White House officials and members of the US Congress are concerned that President Ma Ying-jeou (馬英九) is becoming too close to China at the expense of relations with the US, says Gerrit van der Wees, a senior policy adviser to the Formosan Association for Public Affairs.
In an online article, van der Wees argues that these officials are pleased with DPP chairperson Tsai Ing-wen’s (蔡英文) vision of “rebalancing” Taiwan’s relations and moving closer to the US and its allies in the region.
Replying to an article posted last week by US academic Bonnie Glaser of the Center for Strategic and International Studies, van der Wees disputes her contention that the administration of US President Barack Obama has a “clear preference” for Ma. “I cannot agree,” he said.
Glaser wrote that the US announcement of Taiwan’s candidacy for the Visa Waiver Program (VWP) and the recent spate of high-level US visits to the country were signals that Washington wanted Ma to win a second term in office.
However, “US officials have clearly stated that the VWP announcement had its own timeline, and was simply the result of Taiwan fulfilling a set of criteria set by the US,” van der Wees says. “Indeed, the negotiations on Taiwan’s participation in the Visa Waiver Program were initiated by the [former president] Chen Shui-bian (陳水扁) administration and took several years in coming. Of course it is likely that the Ma administration has worked harder to fulfill those criteria with the upcoming elections in mind.”
In addition, the high-level visits could be a result of the Obama administration listening more closely to Congress where members have been increasingly vocal in arguing for more such visits, he added.

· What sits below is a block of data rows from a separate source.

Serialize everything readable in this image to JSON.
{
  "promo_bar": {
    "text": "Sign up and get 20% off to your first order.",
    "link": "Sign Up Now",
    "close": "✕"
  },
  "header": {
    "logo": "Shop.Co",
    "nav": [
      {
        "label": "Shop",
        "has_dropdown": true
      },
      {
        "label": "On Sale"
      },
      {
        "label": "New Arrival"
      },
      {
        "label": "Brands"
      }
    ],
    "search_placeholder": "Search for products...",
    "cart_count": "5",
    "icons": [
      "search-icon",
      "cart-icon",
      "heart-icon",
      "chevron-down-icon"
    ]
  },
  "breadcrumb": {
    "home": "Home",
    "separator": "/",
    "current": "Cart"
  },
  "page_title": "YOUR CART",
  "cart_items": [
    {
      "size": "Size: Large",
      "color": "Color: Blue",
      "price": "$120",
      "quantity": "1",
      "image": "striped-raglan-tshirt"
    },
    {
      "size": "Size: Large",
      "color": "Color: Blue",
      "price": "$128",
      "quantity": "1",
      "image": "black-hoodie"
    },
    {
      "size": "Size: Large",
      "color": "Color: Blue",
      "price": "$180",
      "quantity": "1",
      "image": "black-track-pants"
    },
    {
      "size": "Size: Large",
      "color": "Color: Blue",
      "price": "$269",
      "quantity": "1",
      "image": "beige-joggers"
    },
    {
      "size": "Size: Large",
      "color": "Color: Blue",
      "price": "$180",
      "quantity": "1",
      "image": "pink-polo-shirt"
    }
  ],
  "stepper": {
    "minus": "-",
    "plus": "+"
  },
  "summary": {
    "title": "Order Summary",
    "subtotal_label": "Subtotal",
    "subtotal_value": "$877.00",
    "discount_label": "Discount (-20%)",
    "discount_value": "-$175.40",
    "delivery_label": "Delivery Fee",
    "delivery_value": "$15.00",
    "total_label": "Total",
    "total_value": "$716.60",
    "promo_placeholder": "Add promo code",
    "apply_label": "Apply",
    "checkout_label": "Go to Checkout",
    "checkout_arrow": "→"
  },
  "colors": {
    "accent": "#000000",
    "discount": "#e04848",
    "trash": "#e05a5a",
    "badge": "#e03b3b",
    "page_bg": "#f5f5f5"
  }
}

Van der Wees said that Glaser’s article was “problematic” because it portrayed US officials as having “lingering worries” and being concerned about “Tsai’s unwillingness to be forthcoming about concrete policies towards the Mainland that she would pursue if elected.”
“Perhaps these US officials should wonder aloud whether the Chinese leaders are both willing and able to continue the stability in cross-strait relations the region has enjoyed in recent years. They might add that it is far from clear that the leaders in Beijing and their advisers fully appreciate the depth of the mistrust of their motives and PRC [People’s Republic of China] aspirations in countries surrounding China and particularly in Taiwan,” he added.
“Dr Tsai has shown herself to be a creative and pragmatic thinker, but the response — from Ma and from Beijing — has been to revert to old and empty ‘One China’ mantras,” van der Wees said.
The root cause of cross-strait instability, he added was that China does not wish to have a democracy on its doorstep and that it sees Taiwan as a springboard for its power projection into the Pacific.
“Taiwan is not threatening China in any way, except by being a vibrant democracy,” he said.
It is a fiction to believe that by accommodating China on the Taiwan issue, Washington could get it to be more cooperative on other issues, van der Wees said.
“China will play hardball on those other issues no matter what happens in Taiwan,” he said. “The only way to get it to play by international rules is for the US to play hardball in return.”